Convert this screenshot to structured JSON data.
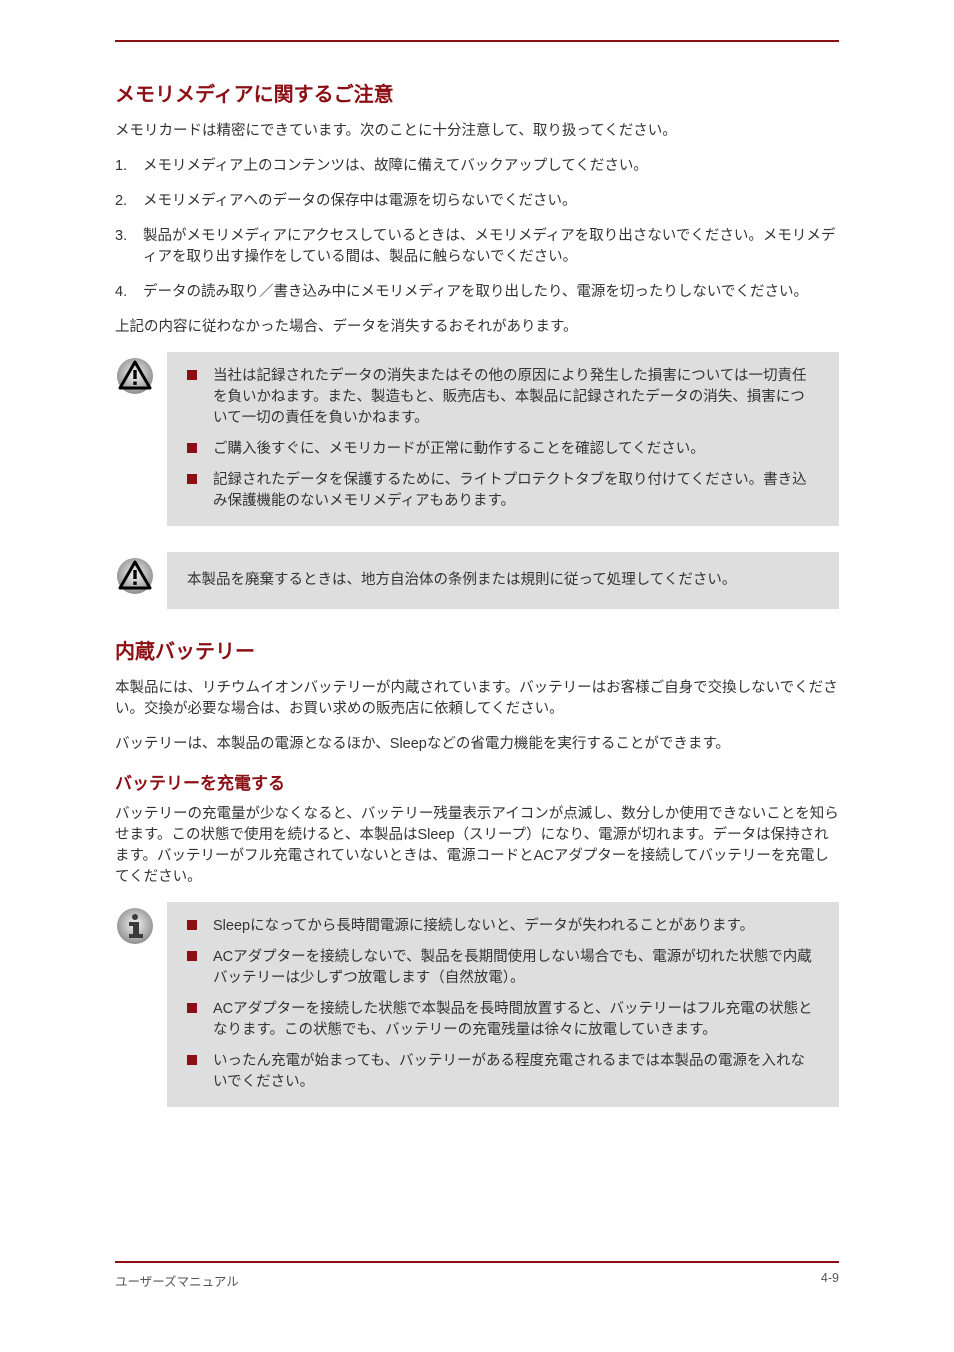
{
  "sections": {
    "memory_title": "メモリメディアに関するご注意",
    "memory_p1": "メモリカードは精密にできています。次のことに十分注意して、取り扱ってください。",
    "memory_step1_num": "1.",
    "memory_step1_text": "メモリメディア上のコンテンツは、故障に備えてバックアップしてください。",
    "memory_step2_num": "2.",
    "memory_step2_text": "メモリメディアへのデータの保存中は電源を切らないでください。",
    "memory_step3_num": "3.",
    "memory_step3_text": "製品がメモリメディアにアクセスしているときは、メモリメディアを取り出さないでください。メモリメディアを取り出す操作をしている間は、製品に触らないでください。",
    "memory_step4_num": "4.",
    "memory_step4_text": "データの読み取り／書き込み中にメモリメディアを取り出したり、電源を切ったりしないでください。",
    "memory_p2": "上記の内容に従わなかった場合、データを消失するおそれがあります。",
    "callout1_items": [
      "当社は記録されたデータの消失またはその他の原因により発生した損害については一切責任を負いかねます。また、製造もと、販売店も、本製品に記録されたデータの消失、損害について一切の責任を負いかねます。",
      "ご購入後すぐに、メモリカードが正常に動作することを確認してください。",
      "記録されたデータを保護するために、ライトプロテクトタブを取り付けてください。書き込み保護機能のないメモリメディアもあります。"
    ],
    "callout2_text": "本製品を廃棄するときは、地方自治体の条例または規則に従って処理してください。",
    "battery_title": "内蔵バッテリー",
    "battery_p1": "本製品には、リチウムイオンバッテリーが内蔵されています。バッテリーはお客様ご自身で交換しないでください。交換が必要な場合は、お買い求めの販売店に依頼してください。",
    "battery_p2": "バッテリーは、本製品の電源となるほか、Sleepなどの省電力機能を実行することができます。",
    "battery_sub": "バッテリーを充電する",
    "battery_sub_p": "バッテリーの充電量が少なくなると、バッテリー残量表示アイコンが点滅し、数分しか使用できないことを知らせます。この状態で使用を続けると、本製品はSleep（スリープ）になり、電源が切れます。データは保持されます。バッテリーがフル充電されていないときは、電源コードとACアダプターを接続してバッテリーを充電してください。",
    "callout3_items": [
      "Sleepになってから長時間電源に接続しないと、データが失われることがあります。",
      "ACアダプターを接続しないで、製品を長期間使用しない場合でも、電源が切れた状態で内蔵バッテリーは少しずつ放電します（自然放電）。",
      "ACアダプターを接続した状態で本製品を長時間放置すると、バッテリーはフル充電の状態となります。この状態でも、バッテリーの充電残量は徐々に放電していきます。",
      "いったん充電が始まっても、バッテリーがある程度充電されるまでは本製品の電源を入れないでください。"
    ]
  },
  "footer": {
    "left": "ユーザーズマニュアル",
    "right": "4-9"
  }
}
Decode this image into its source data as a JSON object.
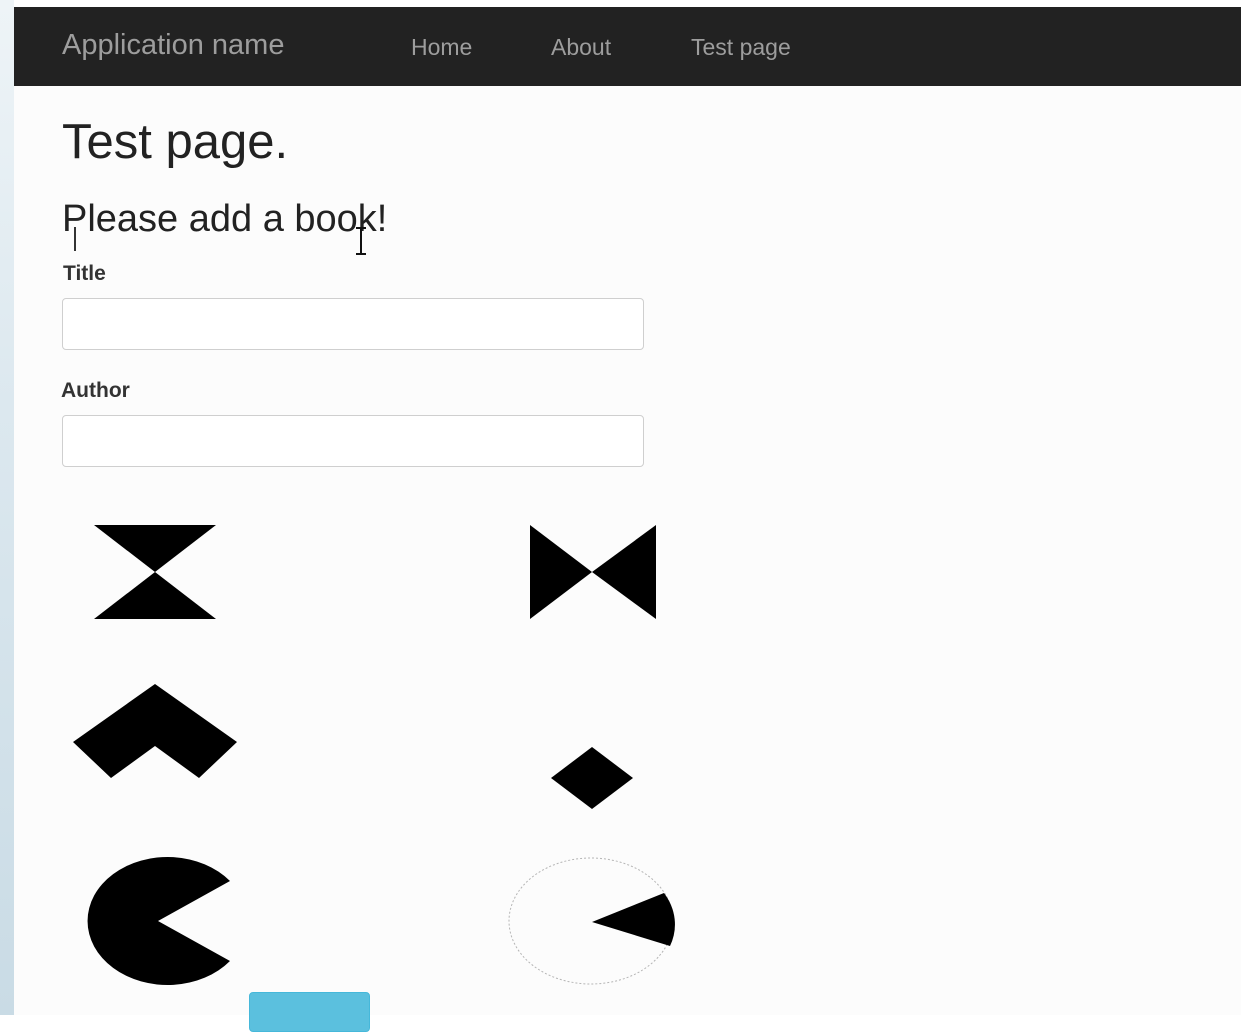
{
  "navbar": {
    "brand": "Application name",
    "links": [
      {
        "label": "Home"
      },
      {
        "label": "About"
      },
      {
        "label": "Test page"
      }
    ]
  },
  "page": {
    "title": "Test page.",
    "form_title": "Please add a book!"
  },
  "form": {
    "title_field": {
      "label": "Title",
      "value": ""
    },
    "author_field": {
      "label": "Author",
      "value": ""
    }
  },
  "shapes": [
    "hourglass-icon",
    "bowtie-icon",
    "chevron-up-icon",
    "diamond-icon",
    "pacman-icon",
    "dashed-circle-wedge-icon"
  ],
  "colors": {
    "navbar_bg": "#222222",
    "nav_text": "#9d9d9d",
    "shape_fill": "#000000",
    "button_bg": "#5bc0de"
  }
}
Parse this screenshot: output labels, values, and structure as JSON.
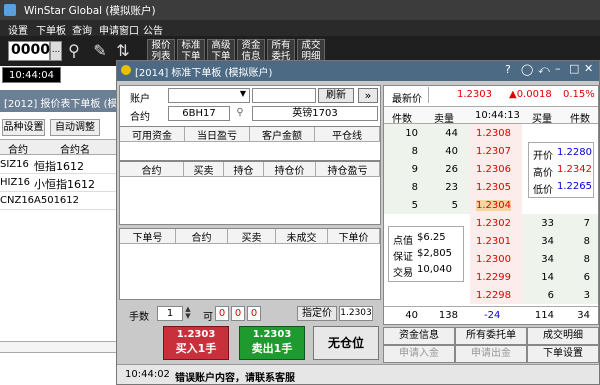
{
  "app": {
    "title": "WinStar Global (模拟账户)"
  },
  "menu": [
    "设置",
    "下单板",
    "查询",
    "申请窗口",
    "公告"
  ],
  "toolbar": {
    "contract_code": "0000",
    "dots": "...",
    "buttons": [
      {
        "line1": "报价",
        "line2": "列表"
      },
      {
        "line1": "标准",
        "line2": "下单"
      },
      {
        "line1": "高级",
        "line2": "下单"
      },
      {
        "line1": "资金",
        "line2": "信息"
      },
      {
        "line1": "所有",
        "line2": "委托"
      },
      {
        "line1": "成交",
        "line2": "明细"
      }
    ]
  },
  "clock": "10:44:04",
  "quote_window": {
    "title": "[2012] 报价表下单板 (模拟账户)",
    "btn_variety": "品种设置",
    "btn_auto": "自动调整",
    "col_code": "合约",
    "col_name": "合约名",
    "rows": [
      {
        "code": "SIZ16",
        "name": "恒指1612"
      },
      {
        "code": "HIZ16",
        "name": "小恒指1612"
      },
      {
        "code": "CNZ16",
        "name": "A501612"
      }
    ]
  },
  "order_window": {
    "title": "[2014] 标准下单板 (模拟账户)",
    "account_label": "账户",
    "refresh": "刷新",
    "contract_label": "合约",
    "contract_code": "6BH17",
    "contract_name": "英镑1703",
    "funds_headers": [
      "可用资金",
      "当日盈亏",
      "客户金额",
      "平仓线"
    ],
    "pos_headers": [
      "合约",
      "买卖",
      "持仓",
      "持仓价",
      "持仓盈亏"
    ],
    "order_headers": [
      "下单号",
      "合约",
      "买卖",
      "未成交",
      "下单价"
    ],
    "qty_label": "手数",
    "qty_value": "1",
    "can_label": "可",
    "can_values": [
      "0",
      "0",
      "0"
    ],
    "price_label": "指定价",
    "price_value": "1.2303",
    "buy": {
      "price": "1.2303",
      "label": "买入1手"
    },
    "sell": {
      "price": "1.2303",
      "label": "卖出1手"
    },
    "flat": "无仓位",
    "bottom_buttons": [
      "资金信息",
      "所有委托单",
      "成交明细",
      "申请入金",
      "申请出金",
      "下单设置"
    ],
    "status_time": "10:44:02",
    "status_msg": "错误账户内容，请联系客服"
  },
  "quote": {
    "last_label": "最新价",
    "last": "1.2303",
    "change": "▲0.0018",
    "change_pct": "0.15%",
    "headers": [
      "件数",
      "卖量",
      "10:44:13",
      "买量",
      "件数"
    ],
    "asks": [
      {
        "count": "10",
        "vol": "44",
        "price": "1.2308"
      },
      {
        "count": "8",
        "vol": "40",
        "price": "1.2307"
      },
      {
        "count": "9",
        "vol": "26",
        "price": "1.2306"
      },
      {
        "count": "8",
        "vol": "23",
        "price": "1.2305"
      },
      {
        "count": "5",
        "vol": "5",
        "price": "1.2304"
      }
    ],
    "bids": [
      {
        "price": "1.2302",
        "vol": "33",
        "count": "7"
      },
      {
        "price": "1.2301",
        "vol": "34",
        "count": "8"
      },
      {
        "price": "1.2300",
        "vol": "34",
        "count": "8"
      },
      {
        "price": "1.2299",
        "vol": "14",
        "count": "6"
      },
      {
        "price": "1.2298",
        "vol": "6",
        "count": "3"
      }
    ],
    "open_label": "开价",
    "open": "1.2280",
    "high_label": "高价",
    "high": "1.2342",
    "low_label": "低价",
    "low": "1.2265",
    "tick_label": "点值",
    "tick": "$6.25",
    "margin_label": "保证",
    "margin": "$2,805",
    "trade_label": "交易",
    "trade": "10,040",
    "total_ask_count": "40",
    "total_ask_vol": "138",
    "net": "-24",
    "total_bid_vol": "114",
    "total_bid_count": "34"
  }
}
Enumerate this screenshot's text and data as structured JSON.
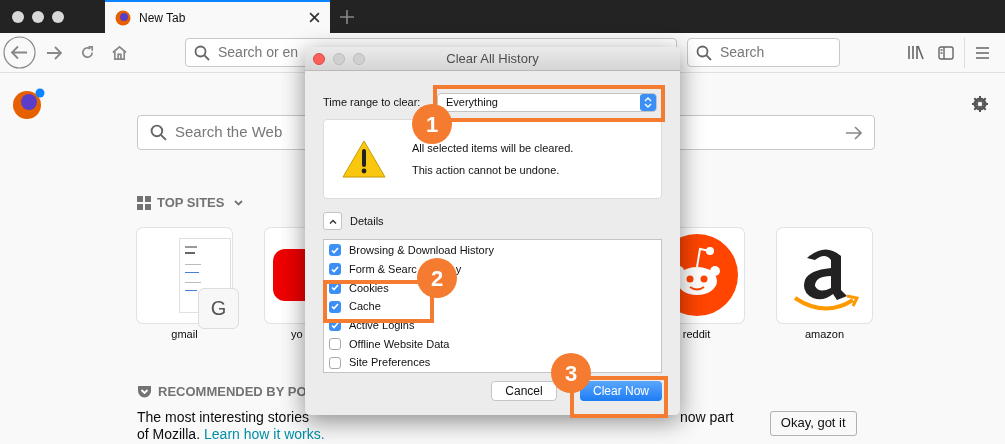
{
  "tab": {
    "title": "New Tab",
    "selected": true
  },
  "url_field": {
    "placeholder": "Search or en"
  },
  "search_field": {
    "placeholder": "Search"
  },
  "page": {
    "search": {
      "placeholder": "Search the Web"
    },
    "top_sites": {
      "heading": "TOP SITES",
      "tiles": [
        {
          "kind": "page",
          "label": "gmail",
          "letter": "G"
        },
        {
          "kind": "red",
          "label": "yo"
        },
        {
          "kind": "reddit",
          "label": "reddit"
        },
        {
          "kind": "amazon",
          "label": "amazon"
        }
      ]
    },
    "recommended": {
      "heading": "RECOMMENDED BY PO",
      "line1": "The most interesting stories",
      "line1_end": "now part",
      "line2": "of Mozilla.",
      "link": "Learn how it works.",
      "button": "Okay, got it"
    }
  },
  "dialog": {
    "title": "Clear All History",
    "time_range": {
      "label": "Time range to clear:",
      "value": "Everything"
    },
    "warning": [
      "All selected items will be cleared.",
      "This action cannot be undone."
    ],
    "details": {
      "label": "Details",
      "expanded": true
    },
    "items": [
      {
        "label": [
          "Browsing & Download History"
        ],
        "checked": true
      },
      {
        "label": [
          "Form & Searc",
          "y"
        ],
        "checked": true
      },
      {
        "label": [
          "Cookies"
        ],
        "checked": true
      },
      {
        "label": [
          "Cache"
        ],
        "checked": true
      },
      {
        "label": [
          "Active Logins"
        ],
        "checked": true
      },
      {
        "label": [
          "Offline Website Data"
        ],
        "checked": false
      },
      {
        "label": [
          "Site Preferences"
        ],
        "checked": false
      }
    ],
    "cancel": "Cancel",
    "confirm": "Clear Now"
  },
  "annotations": [
    {
      "number": "1"
    },
    {
      "number": "2"
    },
    {
      "number": "3"
    }
  ]
}
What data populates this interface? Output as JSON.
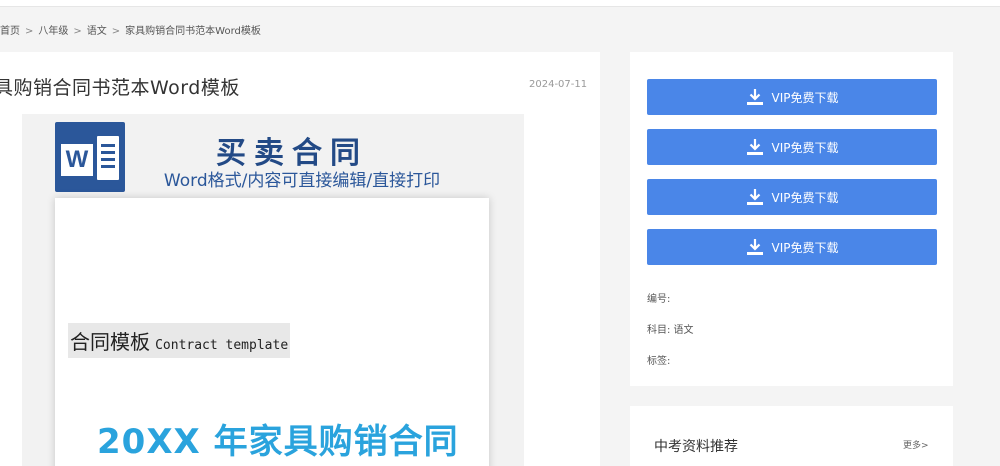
{
  "breadcrumb": {
    "home": "首页",
    "grade": "八年级",
    "subject": "语文",
    "current": "家具购销合同书范本Word模板",
    "sep": ">"
  },
  "article": {
    "title": "具购销合同书范本Word模板",
    "date": "2024-07-11"
  },
  "preview": {
    "logo_letter": "W",
    "heading": "买卖合同",
    "subheading": "Word格式/内容可直接编辑/直接打印",
    "tag_zh": "合同模板",
    "tag_en": "Contract template",
    "big_title": "20XX 年家具购销合同"
  },
  "download": {
    "button_label": "VIP免费下载",
    "accent": "#4a86e8"
  },
  "meta": {
    "number_label": "编号:",
    "subject_label": "科目: 语文",
    "tags_label": "标签:"
  },
  "recommend": {
    "title": "中考资料推荐",
    "more": "更多>"
  }
}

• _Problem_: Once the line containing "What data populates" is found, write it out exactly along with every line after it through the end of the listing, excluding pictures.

• _Result_:
What data populates this interface? Output as JSON.
{
  "breadcrumb": {
    "home": "首页",
    "grade": "八年级",
    "subject": "语文",
    "current": "家具购销合同书范本Word模板",
    "sep": ">"
  },
  "article": {
    "title": "具购销合同书范本Word模板",
    "date": "2024-07-11"
  },
  "preview": {
    "logo_letter": "W",
    "heading": "买卖合同",
    "subheading": "Word格式/内容可直接编辑/直接打印",
    "tag_zh": "合同模板",
    "tag_en": "Contract template",
    "big_title": "20XX 年家具购销合同"
  },
  "download": {
    "button_label": "VIP免费下载",
    "accent": "#4a86e8"
  },
  "meta": {
    "number_label": "编号:",
    "subject_label": "科目: 语文",
    "tags_label": "标签:"
  },
  "recommend": {
    "title": "中考资料推荐",
    "more": "更多>"
  }
}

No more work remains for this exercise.